By John Balouziyeh*
Having just returned from Iraq, I had the opportunity to bring inspiration to Syrian refugees by decorating their tents and camps with Stars of Hope. The Stars, painted by attorneys and staff from the New York office of my law firm, Dentons, and by children at My Little School in Riyadh, contained messages of encouragement in Arabic and English.
Working with Becky Bakr Abdulla from the Norwegian Refugee Council and Kenneth D’Alessandro from the Saudi Red Crescent, we distributed Stars of Hope at Darashakran Refugee Camp and Kawergosk Refugee Camp for Syrian refugees, as well as at Madrasat Ashtar Camp for internally-displaced Iraqi Yezidis.
Each Star contained a special message of hope, painted in Arabic or English. The meaning of the Arabic words are as follows:
سلام = peace
أمل = hope
حلم = dream
صداقة = friendship
نور = light
تشجيع = courage
أمان = safety
As I gave each child a star, their eyes lit up as though I had given them a priceless treasure. After we had completed distributing the Stars, the children did not turn around and ask for food or money. Their only demand was that we stay and play with them. As I learned from this and many other experiences, merely showing kindness and attention to these children is as important as feeding and clothing them; in meeting physical needs we should not overlook the equally-important emotional needs.
The Stars of Hope shine brightly against the gray dullness of weathered tents and improvised shelters. Their words bring messages of hope in otherwise desolate landscapes.
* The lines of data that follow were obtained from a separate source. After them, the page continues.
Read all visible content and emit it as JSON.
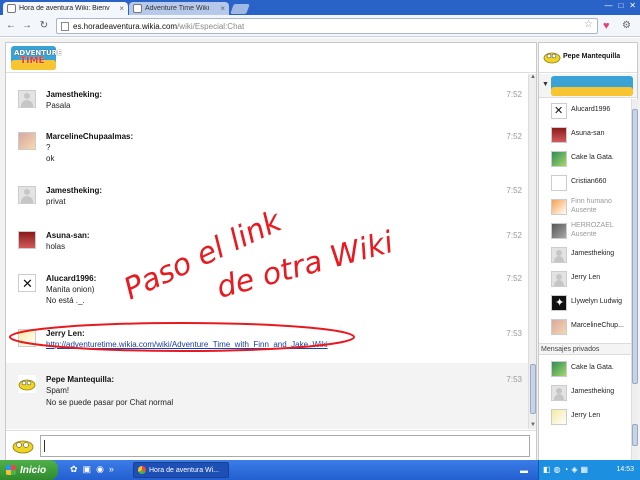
{
  "browser": {
    "tabs": [
      {
        "title": "Hora de aventura Wiki: Bienv",
        "active": true
      },
      {
        "title": "Adventure Time Wiki",
        "active": false
      }
    ],
    "url_host": "es.horadeaventura.wikia.com",
    "url_path": "/wiki/Especial:Chat",
    "icons": {
      "back": "back-arrow-icon",
      "forward": "forward-arrow-icon",
      "reload": "reload-icon",
      "star": "star-icon",
      "heart": "heart-icon",
      "wrench": "wrench-icon"
    }
  },
  "wiki": {
    "logo_line1": "ADVENTURE",
    "logo_line2": "TIME"
  },
  "messages": [
    {
      "user": "Jamestheking:",
      "lines": [
        "Pasala"
      ],
      "time": "7:52"
    },
    {
      "user": "MarcelineChupaalmas:",
      "lines": [
        "?",
        "ok"
      ],
      "time": "7:52"
    },
    {
      "user": "Jamestheking:",
      "lines": [
        "privat"
      ],
      "time": "7:52"
    },
    {
      "user": "Asuna-san:",
      "lines": [
        "holas"
      ],
      "time": "7:52"
    },
    {
      "user": "Alucard1996:",
      "lines": [
        "Manita onion)",
        "No está ._."
      ],
      "time": "7:52"
    },
    {
      "user": "Jerry Len:",
      "lines": [
        "http://adventuretime.wikia.com/wiki/Adventure_Time_with_Finn_and_Jake_Wiki"
      ],
      "time": "7:53"
    },
    {
      "user": "Pepe Mantequilla:",
      "lines": [
        "Spam!",
        "No se puede pasar por Chat normal"
      ],
      "time": "7:53"
    }
  ],
  "annotation": {
    "line1": "Paso el link",
    "line2": "de otra Wiki",
    "color": "#e8191f"
  },
  "sidebar": {
    "me": "Pepe Mantequilla",
    "users": [
      {
        "name": "Alucard1996"
      },
      {
        "name": "Asuna-san"
      },
      {
        "name": "Cake la Gata."
      },
      {
        "name": "Cristian660"
      },
      {
        "name": "Finn humano",
        "status": "Ausente",
        "starred": true
      },
      {
        "name": "HERROZAEL",
        "status": "Ausente"
      },
      {
        "name": "Jamestheking"
      },
      {
        "name": "Jerry Len"
      },
      {
        "name": "Llywelyn Ludwig"
      },
      {
        "name": "MarcelineChup..."
      }
    ],
    "private_header": "Mensajes privados",
    "private_users": [
      {
        "name": "Cake la Gata."
      },
      {
        "name": "Jamestheking"
      },
      {
        "name": "Jerry Len"
      }
    ]
  },
  "taskbar": {
    "start_label": "Inicio",
    "task_label": "Hora de aventura Wi...",
    "clock": "14:53"
  }
}
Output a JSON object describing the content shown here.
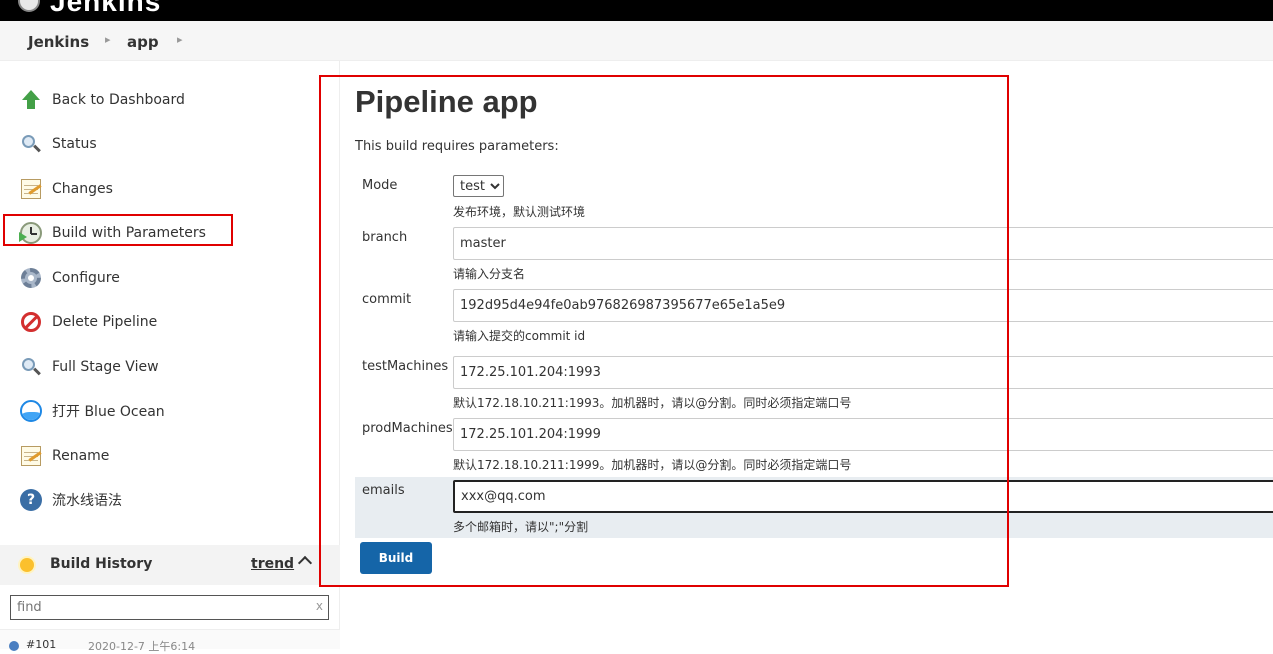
{
  "header": {
    "brand": "Jenkins"
  },
  "breadcrumbs": [
    {
      "label": "Jenkins"
    },
    {
      "label": "app"
    }
  ],
  "sidebar": {
    "tasks": [
      {
        "label": "Back to Dashboard",
        "icon": "up-arrow-icon"
      },
      {
        "label": "Status",
        "icon": "magnifier-icon"
      },
      {
        "label": "Changes",
        "icon": "notepad-icon"
      },
      {
        "label": "Build with Parameters",
        "icon": "clock-icon"
      },
      {
        "label": "Configure",
        "icon": "gear-icon"
      },
      {
        "label": "Delete Pipeline",
        "icon": "no-entry-icon"
      },
      {
        "label": "Full Stage View",
        "icon": "magnifier-icon"
      },
      {
        "label": "打开 Blue Ocean",
        "icon": "blue-ocean-icon"
      },
      {
        "label": "Rename",
        "icon": "notepad-icon"
      },
      {
        "label": "流水线语法",
        "icon": "help-icon"
      }
    ],
    "build_history": {
      "title": "Build History",
      "trend": "trend",
      "find_placeholder": "find",
      "clear": "x",
      "builds": [
        {
          "number": "#101",
          "date": "2020-12-7 上午6:14"
        }
      ]
    }
  },
  "main": {
    "title": "Pipeline app",
    "requires_text": "This build requires parameters:",
    "params": {
      "mode": {
        "label": "Mode",
        "value": "test",
        "options": [
          "test"
        ],
        "desc": "发布环境，默认测试环境"
      },
      "branch": {
        "label": "branch",
        "value": "master",
        "desc": "请输入分支名"
      },
      "commit": {
        "label": "commit",
        "value": "192d95d4e94fe0ab976826987395677e65e1a5e9",
        "desc": "请输入提交的commit id"
      },
      "testMachines": {
        "label": "testMachines",
        "value": "172.25.101.204:1993",
        "desc": "默认172.18.10.211:1993。加机器时，请以@分割。同时必须指定端口号"
      },
      "prodMachines": {
        "label": "prodMachines",
        "value": "172.25.101.204:1999",
        "desc": "默认172.18.10.211:1999。加机器时，请以@分割。同时必须指定端口号"
      },
      "emails": {
        "label": "emails",
        "value": "xxx@qq.com",
        "desc": "多个邮箱时，请以\";\"分割"
      }
    },
    "build_button": "Build"
  },
  "colors": {
    "highlight": "#e00000",
    "build_button": "#1565a8",
    "header_bg": "#000000"
  }
}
Their bright colors stand out against and overpower the destruction that surround them, reminding us that human kindness always triumphs over cruelty and indifference.
In the stark contrast of the Stars of Hope against the backdrop of violence and persecution, the Stars remind us that in Syria, as in the surrounding countries, there is hope and a future.